The Media Mirror: what's in today's Russian newspapers?

The aftermath of Sunday's parliamentary elections and predictions regarding Russia’s future head of state make the headlines. Columnists also focus on Russia-U.S. military co-operation while feature writers look at Thailand's king – the world'

Political scientist Aleksandr Tsipko writes inIZVESTIA daily that the Duma election was about maintaining Russia’s sovereign right to define its future by itself. The Russian public turned down the West’s beloved parties which call themselves “liberal” because their leaders have been neglecting patriotic values for so long.

NEZAVISIMAYA GAZETA daily features an article by Aleksandra Samarina who quotes a source in the Kremlin saying that at the United Russia congress Putin will name only one successor. But there still will be a “collective Putin” in Russia – the constitutional majority in the Duma.

An editorial in the same paper suggests quite the opposite – that the United Russia congress will launch several presidential candidates and Putin will arrange something akin to primaries for them. 

Nikolay Petrov adds to that: a strong new President is hardly an option, as there may be deviations from Putin’s course.
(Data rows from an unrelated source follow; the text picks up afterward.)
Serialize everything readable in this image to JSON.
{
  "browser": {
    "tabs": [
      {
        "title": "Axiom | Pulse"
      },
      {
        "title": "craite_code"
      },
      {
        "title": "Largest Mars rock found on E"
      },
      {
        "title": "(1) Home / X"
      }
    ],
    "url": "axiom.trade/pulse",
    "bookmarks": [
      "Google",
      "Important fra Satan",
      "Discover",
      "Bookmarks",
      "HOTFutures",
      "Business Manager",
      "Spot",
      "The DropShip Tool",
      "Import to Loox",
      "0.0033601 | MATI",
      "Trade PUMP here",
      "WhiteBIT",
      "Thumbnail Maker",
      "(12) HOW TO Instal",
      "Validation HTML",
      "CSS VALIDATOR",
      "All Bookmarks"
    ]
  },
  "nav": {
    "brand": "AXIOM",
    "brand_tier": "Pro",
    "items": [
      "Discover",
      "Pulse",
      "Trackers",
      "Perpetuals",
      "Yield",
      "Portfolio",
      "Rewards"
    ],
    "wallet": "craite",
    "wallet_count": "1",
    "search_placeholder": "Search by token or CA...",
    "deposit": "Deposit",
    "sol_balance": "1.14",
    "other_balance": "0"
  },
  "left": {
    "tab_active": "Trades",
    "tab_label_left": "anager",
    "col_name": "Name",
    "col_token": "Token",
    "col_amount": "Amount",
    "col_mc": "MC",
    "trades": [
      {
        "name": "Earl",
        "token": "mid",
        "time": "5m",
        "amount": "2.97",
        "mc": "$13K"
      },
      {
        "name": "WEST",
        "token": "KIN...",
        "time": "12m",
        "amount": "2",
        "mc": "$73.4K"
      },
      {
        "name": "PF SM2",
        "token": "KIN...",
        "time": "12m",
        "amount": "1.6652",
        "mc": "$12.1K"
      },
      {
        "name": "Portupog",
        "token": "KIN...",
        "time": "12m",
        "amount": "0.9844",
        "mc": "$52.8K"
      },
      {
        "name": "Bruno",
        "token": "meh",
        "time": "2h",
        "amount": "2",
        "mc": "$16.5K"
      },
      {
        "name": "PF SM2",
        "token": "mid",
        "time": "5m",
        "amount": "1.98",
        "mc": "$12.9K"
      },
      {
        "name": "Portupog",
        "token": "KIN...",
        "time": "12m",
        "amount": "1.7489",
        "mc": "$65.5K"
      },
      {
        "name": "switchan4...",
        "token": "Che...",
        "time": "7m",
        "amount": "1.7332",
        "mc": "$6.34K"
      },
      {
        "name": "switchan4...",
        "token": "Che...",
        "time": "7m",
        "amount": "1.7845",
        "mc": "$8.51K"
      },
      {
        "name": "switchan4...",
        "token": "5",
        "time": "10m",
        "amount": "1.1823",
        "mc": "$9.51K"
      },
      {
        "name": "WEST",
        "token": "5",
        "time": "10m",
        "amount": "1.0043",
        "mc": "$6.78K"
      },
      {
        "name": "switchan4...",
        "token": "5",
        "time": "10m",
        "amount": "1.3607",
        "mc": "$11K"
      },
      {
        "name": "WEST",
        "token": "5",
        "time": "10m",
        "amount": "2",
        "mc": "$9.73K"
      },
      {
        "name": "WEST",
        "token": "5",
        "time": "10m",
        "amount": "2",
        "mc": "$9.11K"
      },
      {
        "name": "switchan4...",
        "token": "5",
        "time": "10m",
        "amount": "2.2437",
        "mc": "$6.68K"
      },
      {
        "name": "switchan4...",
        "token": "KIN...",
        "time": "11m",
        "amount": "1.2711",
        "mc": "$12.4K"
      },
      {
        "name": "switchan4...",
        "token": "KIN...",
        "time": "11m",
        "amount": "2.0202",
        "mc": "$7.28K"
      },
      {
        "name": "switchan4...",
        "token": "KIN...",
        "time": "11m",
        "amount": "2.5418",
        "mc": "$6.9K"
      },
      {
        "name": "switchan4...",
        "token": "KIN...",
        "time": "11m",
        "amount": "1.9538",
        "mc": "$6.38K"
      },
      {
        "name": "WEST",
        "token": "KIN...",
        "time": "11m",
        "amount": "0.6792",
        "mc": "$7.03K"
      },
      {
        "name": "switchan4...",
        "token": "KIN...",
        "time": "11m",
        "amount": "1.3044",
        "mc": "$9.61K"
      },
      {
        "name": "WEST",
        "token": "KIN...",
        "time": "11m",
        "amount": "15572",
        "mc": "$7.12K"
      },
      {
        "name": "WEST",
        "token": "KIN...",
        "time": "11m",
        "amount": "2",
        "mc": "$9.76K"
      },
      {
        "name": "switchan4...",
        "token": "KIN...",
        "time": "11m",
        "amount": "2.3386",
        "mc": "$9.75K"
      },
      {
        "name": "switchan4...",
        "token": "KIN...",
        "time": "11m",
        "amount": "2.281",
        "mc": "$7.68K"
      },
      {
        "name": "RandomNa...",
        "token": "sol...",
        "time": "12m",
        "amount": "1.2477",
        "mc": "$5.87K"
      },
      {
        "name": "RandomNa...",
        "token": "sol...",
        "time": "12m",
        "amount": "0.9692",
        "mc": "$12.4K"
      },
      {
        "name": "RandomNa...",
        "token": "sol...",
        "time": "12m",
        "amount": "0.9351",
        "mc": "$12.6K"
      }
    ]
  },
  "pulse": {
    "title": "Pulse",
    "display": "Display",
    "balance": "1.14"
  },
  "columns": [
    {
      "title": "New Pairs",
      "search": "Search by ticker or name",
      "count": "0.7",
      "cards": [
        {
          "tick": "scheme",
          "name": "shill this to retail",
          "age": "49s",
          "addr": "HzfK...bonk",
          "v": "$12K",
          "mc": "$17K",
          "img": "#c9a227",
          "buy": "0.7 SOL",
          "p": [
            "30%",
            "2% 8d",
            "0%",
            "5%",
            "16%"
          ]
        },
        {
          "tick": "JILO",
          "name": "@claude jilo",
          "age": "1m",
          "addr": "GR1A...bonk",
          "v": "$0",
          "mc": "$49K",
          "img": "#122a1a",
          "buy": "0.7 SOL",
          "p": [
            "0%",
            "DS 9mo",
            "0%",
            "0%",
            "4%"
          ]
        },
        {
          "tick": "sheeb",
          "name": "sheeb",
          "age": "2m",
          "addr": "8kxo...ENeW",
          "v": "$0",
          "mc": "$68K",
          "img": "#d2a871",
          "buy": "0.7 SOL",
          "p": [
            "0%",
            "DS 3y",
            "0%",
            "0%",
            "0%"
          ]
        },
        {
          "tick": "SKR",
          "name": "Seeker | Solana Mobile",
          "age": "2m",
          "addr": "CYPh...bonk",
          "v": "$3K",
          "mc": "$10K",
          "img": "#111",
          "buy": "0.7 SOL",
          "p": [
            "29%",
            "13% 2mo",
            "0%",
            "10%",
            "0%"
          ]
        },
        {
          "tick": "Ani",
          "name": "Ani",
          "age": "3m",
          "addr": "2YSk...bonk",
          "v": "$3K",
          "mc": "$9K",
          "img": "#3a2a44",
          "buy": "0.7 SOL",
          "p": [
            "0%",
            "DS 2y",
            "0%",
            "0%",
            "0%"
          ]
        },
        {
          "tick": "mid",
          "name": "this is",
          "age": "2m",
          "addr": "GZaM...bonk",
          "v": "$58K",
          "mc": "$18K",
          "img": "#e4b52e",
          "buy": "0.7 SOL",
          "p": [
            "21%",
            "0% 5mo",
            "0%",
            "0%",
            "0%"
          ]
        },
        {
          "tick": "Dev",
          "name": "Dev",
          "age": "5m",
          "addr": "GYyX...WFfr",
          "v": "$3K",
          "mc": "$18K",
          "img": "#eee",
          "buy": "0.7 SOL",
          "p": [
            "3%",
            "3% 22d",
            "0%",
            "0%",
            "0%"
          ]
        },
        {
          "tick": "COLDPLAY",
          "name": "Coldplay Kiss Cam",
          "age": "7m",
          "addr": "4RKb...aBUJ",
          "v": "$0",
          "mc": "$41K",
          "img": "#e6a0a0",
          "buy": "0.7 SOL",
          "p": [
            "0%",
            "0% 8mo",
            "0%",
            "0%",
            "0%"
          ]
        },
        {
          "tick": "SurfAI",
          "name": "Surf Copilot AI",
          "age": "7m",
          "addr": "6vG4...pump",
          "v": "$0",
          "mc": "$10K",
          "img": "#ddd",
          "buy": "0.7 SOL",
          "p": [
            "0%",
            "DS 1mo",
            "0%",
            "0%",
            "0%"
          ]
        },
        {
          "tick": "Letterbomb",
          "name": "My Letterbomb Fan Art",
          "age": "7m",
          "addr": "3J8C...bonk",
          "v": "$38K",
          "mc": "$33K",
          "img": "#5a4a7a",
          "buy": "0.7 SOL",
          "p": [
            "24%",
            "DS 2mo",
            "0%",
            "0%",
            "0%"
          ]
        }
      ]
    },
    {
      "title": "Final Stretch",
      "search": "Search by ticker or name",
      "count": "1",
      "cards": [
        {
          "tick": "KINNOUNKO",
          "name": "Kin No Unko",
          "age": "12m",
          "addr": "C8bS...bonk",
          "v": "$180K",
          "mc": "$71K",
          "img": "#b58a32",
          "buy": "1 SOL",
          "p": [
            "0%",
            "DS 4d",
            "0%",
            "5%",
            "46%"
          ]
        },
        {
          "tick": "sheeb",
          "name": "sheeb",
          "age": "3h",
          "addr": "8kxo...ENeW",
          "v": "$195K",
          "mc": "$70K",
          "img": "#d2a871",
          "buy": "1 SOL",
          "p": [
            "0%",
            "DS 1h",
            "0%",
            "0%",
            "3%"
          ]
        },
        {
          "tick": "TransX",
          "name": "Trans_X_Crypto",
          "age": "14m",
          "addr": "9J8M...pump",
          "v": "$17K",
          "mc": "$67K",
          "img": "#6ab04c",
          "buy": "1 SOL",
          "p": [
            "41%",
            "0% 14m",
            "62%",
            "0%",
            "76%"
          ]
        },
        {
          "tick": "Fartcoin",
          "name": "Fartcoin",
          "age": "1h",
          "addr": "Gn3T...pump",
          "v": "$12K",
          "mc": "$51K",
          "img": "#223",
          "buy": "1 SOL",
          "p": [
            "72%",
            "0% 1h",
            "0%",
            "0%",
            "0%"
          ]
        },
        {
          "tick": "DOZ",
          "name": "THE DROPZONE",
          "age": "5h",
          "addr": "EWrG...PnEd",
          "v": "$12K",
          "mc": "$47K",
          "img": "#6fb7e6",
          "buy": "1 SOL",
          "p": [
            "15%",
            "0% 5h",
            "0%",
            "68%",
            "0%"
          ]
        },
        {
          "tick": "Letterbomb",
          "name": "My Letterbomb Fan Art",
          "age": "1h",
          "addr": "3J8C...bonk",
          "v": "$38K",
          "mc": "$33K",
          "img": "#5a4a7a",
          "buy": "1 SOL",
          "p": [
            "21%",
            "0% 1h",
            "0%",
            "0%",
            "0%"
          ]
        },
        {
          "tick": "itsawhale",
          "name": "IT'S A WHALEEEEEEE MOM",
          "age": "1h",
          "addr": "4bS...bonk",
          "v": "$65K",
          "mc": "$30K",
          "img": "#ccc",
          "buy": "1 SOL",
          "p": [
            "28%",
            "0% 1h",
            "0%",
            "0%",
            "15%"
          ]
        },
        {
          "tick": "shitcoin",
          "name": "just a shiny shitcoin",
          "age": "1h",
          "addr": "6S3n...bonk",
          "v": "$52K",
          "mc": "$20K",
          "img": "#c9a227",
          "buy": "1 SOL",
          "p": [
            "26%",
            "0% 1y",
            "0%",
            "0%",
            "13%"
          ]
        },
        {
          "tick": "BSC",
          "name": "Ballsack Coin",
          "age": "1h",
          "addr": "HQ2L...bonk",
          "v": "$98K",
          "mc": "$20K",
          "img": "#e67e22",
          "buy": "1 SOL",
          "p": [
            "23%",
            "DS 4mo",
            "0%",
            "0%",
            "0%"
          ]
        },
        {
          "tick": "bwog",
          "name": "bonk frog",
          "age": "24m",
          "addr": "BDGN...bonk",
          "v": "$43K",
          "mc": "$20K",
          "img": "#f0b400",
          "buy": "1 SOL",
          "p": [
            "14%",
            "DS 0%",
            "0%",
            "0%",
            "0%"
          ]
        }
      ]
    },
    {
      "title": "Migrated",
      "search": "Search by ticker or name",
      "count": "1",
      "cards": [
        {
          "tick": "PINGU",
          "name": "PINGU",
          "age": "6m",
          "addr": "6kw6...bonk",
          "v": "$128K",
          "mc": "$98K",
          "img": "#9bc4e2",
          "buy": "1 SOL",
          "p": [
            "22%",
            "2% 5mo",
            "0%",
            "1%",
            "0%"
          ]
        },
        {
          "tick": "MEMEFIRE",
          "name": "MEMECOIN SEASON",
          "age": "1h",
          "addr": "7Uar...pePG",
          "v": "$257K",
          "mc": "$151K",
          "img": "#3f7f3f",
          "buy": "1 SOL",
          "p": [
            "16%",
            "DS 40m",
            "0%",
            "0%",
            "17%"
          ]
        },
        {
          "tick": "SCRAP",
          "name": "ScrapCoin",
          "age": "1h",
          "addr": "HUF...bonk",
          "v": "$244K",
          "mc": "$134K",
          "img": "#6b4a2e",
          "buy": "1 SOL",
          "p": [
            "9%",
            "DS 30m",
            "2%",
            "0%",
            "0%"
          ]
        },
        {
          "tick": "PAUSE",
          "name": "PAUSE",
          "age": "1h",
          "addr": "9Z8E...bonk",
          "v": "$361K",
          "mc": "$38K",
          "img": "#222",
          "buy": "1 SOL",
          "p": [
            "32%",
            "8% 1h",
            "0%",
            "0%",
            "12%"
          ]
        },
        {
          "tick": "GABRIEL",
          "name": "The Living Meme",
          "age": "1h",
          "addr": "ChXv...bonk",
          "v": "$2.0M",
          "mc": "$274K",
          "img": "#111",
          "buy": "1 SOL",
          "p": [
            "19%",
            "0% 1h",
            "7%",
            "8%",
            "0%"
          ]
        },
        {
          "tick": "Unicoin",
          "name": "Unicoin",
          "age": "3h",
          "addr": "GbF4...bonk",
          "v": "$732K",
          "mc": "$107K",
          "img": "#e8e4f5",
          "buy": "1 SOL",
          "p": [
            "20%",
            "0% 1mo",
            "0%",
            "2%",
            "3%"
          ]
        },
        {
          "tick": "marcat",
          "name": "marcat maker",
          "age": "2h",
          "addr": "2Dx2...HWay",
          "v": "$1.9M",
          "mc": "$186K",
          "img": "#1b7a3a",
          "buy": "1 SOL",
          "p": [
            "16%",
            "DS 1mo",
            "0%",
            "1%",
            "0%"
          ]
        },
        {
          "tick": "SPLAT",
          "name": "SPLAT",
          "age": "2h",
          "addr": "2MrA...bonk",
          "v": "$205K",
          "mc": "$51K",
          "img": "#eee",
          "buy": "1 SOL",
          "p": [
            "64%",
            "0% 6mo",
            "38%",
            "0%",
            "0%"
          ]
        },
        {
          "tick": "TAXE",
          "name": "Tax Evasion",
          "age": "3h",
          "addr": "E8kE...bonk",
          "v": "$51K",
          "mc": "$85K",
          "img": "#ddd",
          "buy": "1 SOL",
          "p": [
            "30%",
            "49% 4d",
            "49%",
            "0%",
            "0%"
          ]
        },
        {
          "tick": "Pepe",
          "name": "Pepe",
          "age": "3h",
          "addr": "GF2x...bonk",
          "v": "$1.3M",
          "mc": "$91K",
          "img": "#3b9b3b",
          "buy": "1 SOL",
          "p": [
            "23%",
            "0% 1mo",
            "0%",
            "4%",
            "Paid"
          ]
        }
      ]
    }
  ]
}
A weak new president would not be able to control the balance of interests of the elite groups. Putin may stay in power – but it has to be for an indefinitely long term, not another four years. He has to stay as a monarch or Secretary General. Another option is a regent, Putin’s clone, presumably ex-KGB. In that case Putin will quietly rule from a reserve control centre.

VREMYA NOVOSTEI reports on the signing on Wednesday of the Memorandum of Russia-U.S. Military Co-Operation in 2008. It also publishes an interview on the missile defence controversy. Major-General Aleksandr Yakushin of the Russian Space Forces says the U.S. is building global missile defence while Russia is against it as it ruins the strategic balance between the two countries.

NEZAVISIMAYA GAZETA reports on December 5 the King of Thailand, His Majesty Bhumibol Adulyadej, the longest-reigning monarch on Earth, turned 80. It is interesting how Russia-U.S. competition has made it into His Majesty’s birthday speech. 

“As for submarines, a Russian one may cost us just half the price of a German-made or U.S.-made one. But if we bought from Russia, the U.S., for instance, may be upset. However, Russian submarines are very good. While we should buy a submarine from Russia, the Air Force then should not buy Russian planes,” said the King regarding naval procurements.